[TASK TO COMPLETE]:
Each record must be copied in full and unchanged; any image it holds is excluded.

[EXERCISE INPUTS]:

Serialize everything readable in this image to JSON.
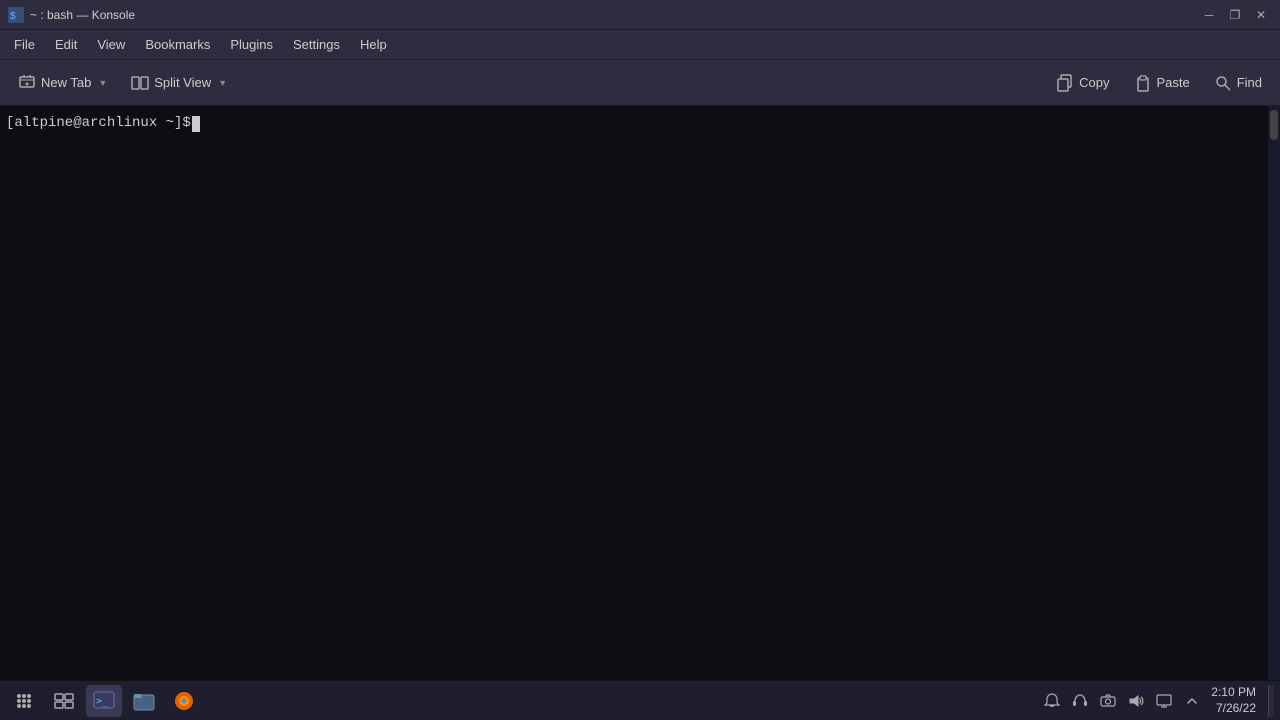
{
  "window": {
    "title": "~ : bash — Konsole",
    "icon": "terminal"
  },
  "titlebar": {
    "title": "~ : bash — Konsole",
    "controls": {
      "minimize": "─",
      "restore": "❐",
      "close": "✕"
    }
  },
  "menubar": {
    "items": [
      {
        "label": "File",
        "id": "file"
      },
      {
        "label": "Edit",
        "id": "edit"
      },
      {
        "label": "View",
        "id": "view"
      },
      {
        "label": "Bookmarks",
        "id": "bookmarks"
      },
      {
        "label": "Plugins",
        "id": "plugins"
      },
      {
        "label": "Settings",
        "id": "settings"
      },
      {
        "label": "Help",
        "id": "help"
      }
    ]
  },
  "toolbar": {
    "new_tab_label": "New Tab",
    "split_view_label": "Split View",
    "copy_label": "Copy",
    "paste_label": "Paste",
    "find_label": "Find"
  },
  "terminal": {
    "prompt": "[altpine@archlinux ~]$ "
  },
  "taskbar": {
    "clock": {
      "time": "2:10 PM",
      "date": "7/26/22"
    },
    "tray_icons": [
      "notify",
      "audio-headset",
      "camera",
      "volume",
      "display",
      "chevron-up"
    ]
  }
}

[EXERCISE RESPONSE]:
Serialize everything readable in this image to JSON.
{
  "window": {
    "title": "~ : bash — Konsole",
    "icon": "terminal"
  },
  "titlebar": {
    "title": "~ : bash — Konsole",
    "controls": {
      "minimize": "─",
      "restore": "❐",
      "close": "✕"
    }
  },
  "menubar": {
    "items": [
      {
        "label": "File",
        "id": "file"
      },
      {
        "label": "Edit",
        "id": "edit"
      },
      {
        "label": "View",
        "id": "view"
      },
      {
        "label": "Bookmarks",
        "id": "bookmarks"
      },
      {
        "label": "Plugins",
        "id": "plugins"
      },
      {
        "label": "Settings",
        "id": "settings"
      },
      {
        "label": "Help",
        "id": "help"
      }
    ]
  },
  "toolbar": {
    "new_tab_label": "New Tab",
    "split_view_label": "Split View",
    "copy_label": "Copy",
    "paste_label": "Paste",
    "find_label": "Find"
  },
  "terminal": {
    "prompt": "[altpine@archlinux ~]$ "
  },
  "taskbar": {
    "clock": {
      "time": "2:10 PM",
      "date": "7/26/22"
    },
    "tray_icons": [
      "notify",
      "audio-headset",
      "camera",
      "volume",
      "display",
      "chevron-up"
    ]
  }
}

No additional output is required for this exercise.